What this task involves >> The output has to be the full set of records, reproduced exactly, minus any picture.

Supplied material >>
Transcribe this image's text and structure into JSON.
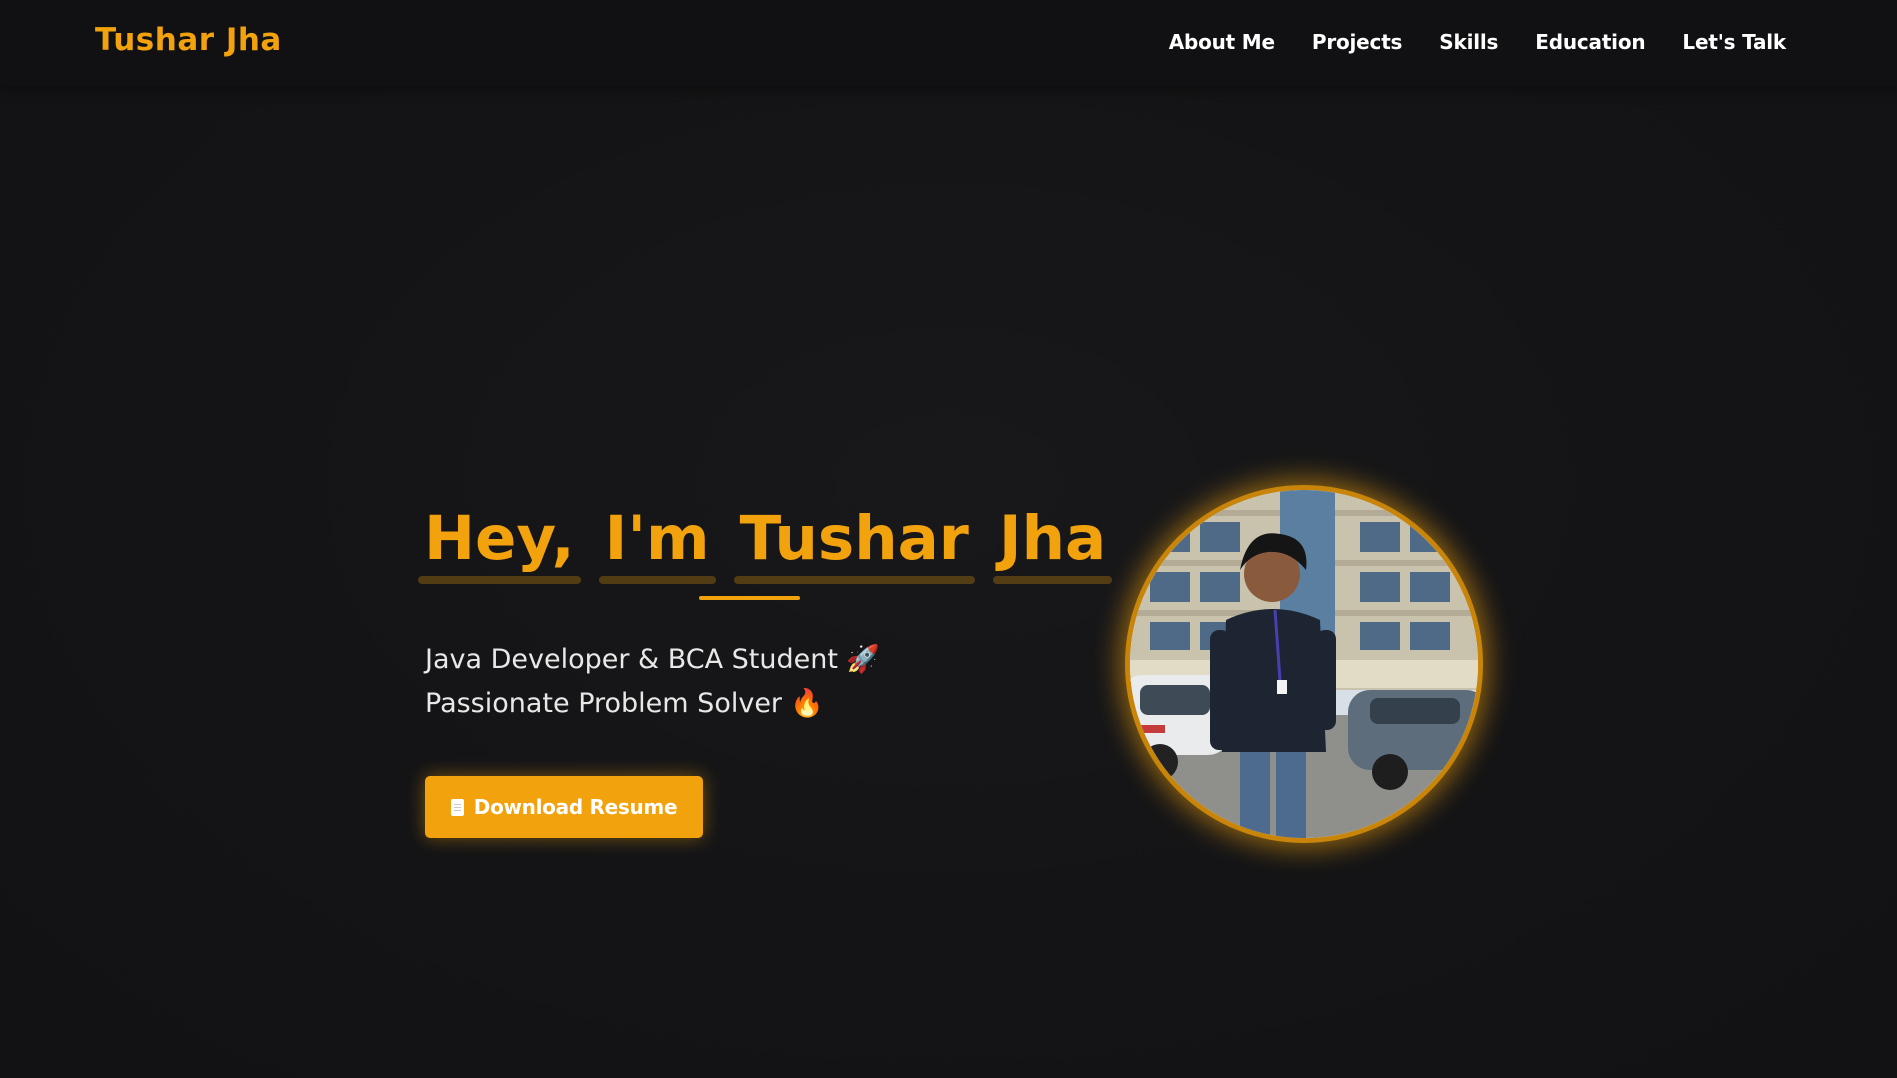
{
  "brand": "Tushar Jha",
  "nav": {
    "items": [
      {
        "label": "About Me"
      },
      {
        "label": "Projects"
      },
      {
        "label": "Skills"
      },
      {
        "label": "Education"
      },
      {
        "label": "Let's Talk"
      }
    ]
  },
  "hero": {
    "title_words": [
      "Hey,",
      "I'm",
      "Tushar",
      "Jha"
    ],
    "subtitle_line1": "Java Developer & BCA Student",
    "subtitle_line1_emoji": "🚀",
    "subtitle_line2": "Passionate Problem Solver",
    "subtitle_line2_emoji": "🔥",
    "download_label": "Download Resume",
    "download_icon": "document-icon"
  },
  "colors": {
    "accent": "#f2a20c",
    "background": "#141416",
    "navbar": "#111113",
    "text": "#ffffff"
  },
  "avatar": {
    "icon": "profile-photo"
  }
}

Answer below >>
Transcribe this image's text and structure into JSON.
{
  "brand": "Tushar Jha",
  "nav": {
    "items": [
      {
        "label": "About Me"
      },
      {
        "label": "Projects"
      },
      {
        "label": "Skills"
      },
      {
        "label": "Education"
      },
      {
        "label": "Let's Talk"
      }
    ]
  },
  "hero": {
    "title_words": [
      "Hey,",
      "I'm",
      "Tushar",
      "Jha"
    ],
    "subtitle_line1": "Java Developer & BCA Student",
    "subtitle_line1_emoji": "🚀",
    "subtitle_line2": "Passionate Problem Solver",
    "subtitle_line2_emoji": "🔥",
    "download_label": "Download Resume",
    "download_icon": "document-icon"
  },
  "colors": {
    "accent": "#f2a20c",
    "background": "#141416",
    "navbar": "#111113",
    "text": "#ffffff"
  },
  "avatar": {
    "icon": "profile-photo"
  }
}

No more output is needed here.